After weeks of speculation, University of Wisconsin point guard Devin Harris announced Wednesday that he will enter his name into the NBA draft, but not retain an agent.
By not hiring an agent, Harris leaves an option open to return to the Badgers if he withdraws his name before June 17.
“I just wanted to put it out there,” said Harris of his decision. “I probably will get five more weeks of questions, but that’s OK. I just felt compelled to let everybody know what the deal was. I’ve been waiting so long, and I need a little bit more time to figure out what’s going on.”
As a junior this season, Harris scored a school-record 624 points and earned a consensus selection as Big Ten Player of the Year.
He said entering his name in the draft was a difficult decision and he would use these next few weeks to see where he stands in the eyes of NBA scouts.
“I feel this is necessary in order to get a true feeling of where I stand in this draft, and it still leaves me with the option of coming back to Wisconsin,” Harris said. “We’re looking at draft status right now and where I’m projected at, and I’ve just got to decide if I can improve on that or if it is time for me to leave.”
This season, Harris and the Badgers completed the school’s first undefeated home campaign since 1929-30 and extended their winning streak at the Kohl Center to 28 games.
The team loses just three players to graduation and is projected to contend for UW’s third Big Ten title in four seasons.
The possibility of being a part of this feat and/or any other accomplishments made by next year’s team serve as a draw for Harris to return.
“It’s definitely a big hook, and it’s definitely one of the reasons why I am not signed with an agent right now,” Harris said. “To give me the option to come back, because I know we could do some great things back here. But then again, I’ve got to kind of be selfish and look at what my situation is and see if this opportunity that I have is worth taking.”
Wisconsin head coach Bo Ryan offered guidance to Harris while he was making his decision, and Harris said he’s been grateful for his support.
“Coach (Ryan) was a super trooper about it,” Harris said. “He wasn’t the type of coach to call every day and bug me about it. We talked a couple of times when he was in town. We sat down and we discussed what was important, and he pretty much just left it up to me. I thank him for that. He’s been great about it and hopefully we can sit down and talk about it a little bit more. As far as right now, he’s just been really great sitting down and being there for me when I need him.”
While Coach Ryan has offered his support, he says he hasn’t tried to steer Harris in one direction or another during his decision-making process.
“He’s a young man faced with a decision that is so rare in our society for that age and experience level that for me to try to be overbearing one way or another just doesn’t work,” Coach Ryan said. “In the long run, he’s the one that lives it, and that’s the most important thing. He’s an intelligent young man who will definitely do the right thing.”

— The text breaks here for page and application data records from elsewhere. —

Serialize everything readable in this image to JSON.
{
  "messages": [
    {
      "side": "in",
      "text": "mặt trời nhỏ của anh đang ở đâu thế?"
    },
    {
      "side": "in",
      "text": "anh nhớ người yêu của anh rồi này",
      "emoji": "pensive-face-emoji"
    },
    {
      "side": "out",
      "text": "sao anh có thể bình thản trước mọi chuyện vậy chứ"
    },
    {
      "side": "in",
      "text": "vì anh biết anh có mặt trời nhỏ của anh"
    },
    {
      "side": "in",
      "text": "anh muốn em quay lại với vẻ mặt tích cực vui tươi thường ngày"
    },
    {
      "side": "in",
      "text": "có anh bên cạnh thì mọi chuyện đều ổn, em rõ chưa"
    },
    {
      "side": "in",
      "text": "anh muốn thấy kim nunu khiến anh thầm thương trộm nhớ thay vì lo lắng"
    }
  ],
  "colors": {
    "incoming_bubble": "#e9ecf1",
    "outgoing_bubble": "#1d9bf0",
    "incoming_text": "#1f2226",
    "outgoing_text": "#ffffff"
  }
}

Harris said he made his decision to enter the draft at about 4 a.m. Wednesday morning and didn’t fall asleep until around 6:15 a.m.
“It was a tough decision,” Harris said. “With the way I have it now, I still have the best of both worlds and can hopefully nail it down a little bit more within the next month.”
A new phase in the Badger point guard’s decision-making process will now begin, and with it so too will a new phase of emotions, according to Harris.
“I’ve got many emotions going through me right now,” Harris said. “It’s sad, it’s happy, it’s relieved, it’s scared … I could go through all the emotions in the book. I guess the most of it right now is relieved that I finally made a statement but scared to know what the future holds.”
The 2004 NBA draft will be held June 24. Harris can withdraw his name as late as June 17 and still return to UW.